Please repeat the data in full, character for character.

* * *

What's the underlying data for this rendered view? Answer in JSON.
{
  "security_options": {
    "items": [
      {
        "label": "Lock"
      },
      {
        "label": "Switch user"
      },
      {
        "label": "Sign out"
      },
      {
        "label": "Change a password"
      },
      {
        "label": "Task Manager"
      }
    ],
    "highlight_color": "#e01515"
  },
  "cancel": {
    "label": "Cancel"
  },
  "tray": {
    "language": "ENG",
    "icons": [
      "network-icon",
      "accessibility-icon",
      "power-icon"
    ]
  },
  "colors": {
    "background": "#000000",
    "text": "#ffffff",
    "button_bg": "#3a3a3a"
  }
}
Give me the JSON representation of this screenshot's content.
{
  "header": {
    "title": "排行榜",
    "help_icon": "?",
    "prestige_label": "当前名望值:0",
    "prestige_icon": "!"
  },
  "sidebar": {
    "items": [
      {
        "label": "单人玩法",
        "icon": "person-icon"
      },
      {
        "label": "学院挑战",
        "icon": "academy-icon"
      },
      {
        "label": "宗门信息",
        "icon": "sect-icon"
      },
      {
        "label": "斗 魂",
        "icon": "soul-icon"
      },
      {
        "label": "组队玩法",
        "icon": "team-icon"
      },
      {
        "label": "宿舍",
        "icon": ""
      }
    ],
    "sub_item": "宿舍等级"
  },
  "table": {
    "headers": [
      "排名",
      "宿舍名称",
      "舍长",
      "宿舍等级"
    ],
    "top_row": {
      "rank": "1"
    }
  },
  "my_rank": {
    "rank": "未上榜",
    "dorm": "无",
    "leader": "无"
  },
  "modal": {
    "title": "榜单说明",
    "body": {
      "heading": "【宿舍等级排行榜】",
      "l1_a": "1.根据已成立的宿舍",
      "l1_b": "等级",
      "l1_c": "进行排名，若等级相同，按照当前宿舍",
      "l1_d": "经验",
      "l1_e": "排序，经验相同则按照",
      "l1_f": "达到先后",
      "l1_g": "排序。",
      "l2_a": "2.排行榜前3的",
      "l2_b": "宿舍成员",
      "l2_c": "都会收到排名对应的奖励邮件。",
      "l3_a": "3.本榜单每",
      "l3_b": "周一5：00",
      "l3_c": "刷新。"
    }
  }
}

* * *

FINISHED TASK:
What's the underlying data for this rendered view? Answer in JSON.
{
  "security_options": {
    "items": [
      {
        "label": "Lock"
      },
      {
        "label": "Switch user"
      },
      {
        "label": "Sign out"
      },
      {
        "label": "Change a password"
      },
      {
        "label": "Task Manager"
      }
    ],
    "highlight_color": "#e01515"
  },
  "cancel": {
    "label": "Cancel"
  },
  "tray": {
    "language": "ENG",
    "icons": [
      "network-icon",
      "accessibility-icon",
      "power-icon"
    ]
  },
  "colors": {
    "background": "#000000",
    "text": "#ffffff",
    "button_bg": "#3a3a3a"
  }
}
Give me the JSON representation of this screenshot's content.
{
  "header": {
    "title": "排行榜",
    "help_icon": "?",
    "prestige_label": "当前名望值:0",
    "prestige_icon": "!"
  },
  "sidebar": {
    "items": [
      {
        "label": "单人玩法",
        "icon": "person-icon"
      },
      {
        "label": "学院挑战",
        "icon": "academy-icon"
      },
      {
        "label": "宗门信息",
        "icon": "sect-icon"
      },
      {
        "label": "斗 魂",
        "icon": "soul-icon"
      },
      {
        "label": "组队玩法",
        "icon": "team-icon"
      },
      {
        "label": "宿舍",
        "icon": ""
      }
    ],
    "sub_item": "宿舍等级"
  },
  "table": {
    "headers": [
      "排名",
      "宿舍名称",
      "舍长",
      "宿舍等级"
    ],
    "top_row": {
      "rank": "1"
    }
  },
  "my_rank": {
    "rank": "未上榜",
    "dorm": "无",
    "leader": "无"
  },
  "modal": {
    "title": "榜单说明",
    "body": {
      "heading": "【宿舍等级排行榜】",
      "l1_a": "1.根据已成立的宿舍",
      "l1_b": "等级",
      "l1_c": "进行排名，若等级相同，按照当前宿舍",
      "l1_d": "经验",
      "l1_e": "排序，经验相同则按照",
      "l1_f": "达到先后",
      "l1_g": "排序。",
      "l2_a": "2.排行榜前3的",
      "l2_b": "宿舍成员",
      "l2_c": "都会收到排名对应的奖励邮件。",
      "l3_a": "3.本榜单每",
      "l3_b": "周一5：00",
      "l3_c": "刷新。"
    }
  }
}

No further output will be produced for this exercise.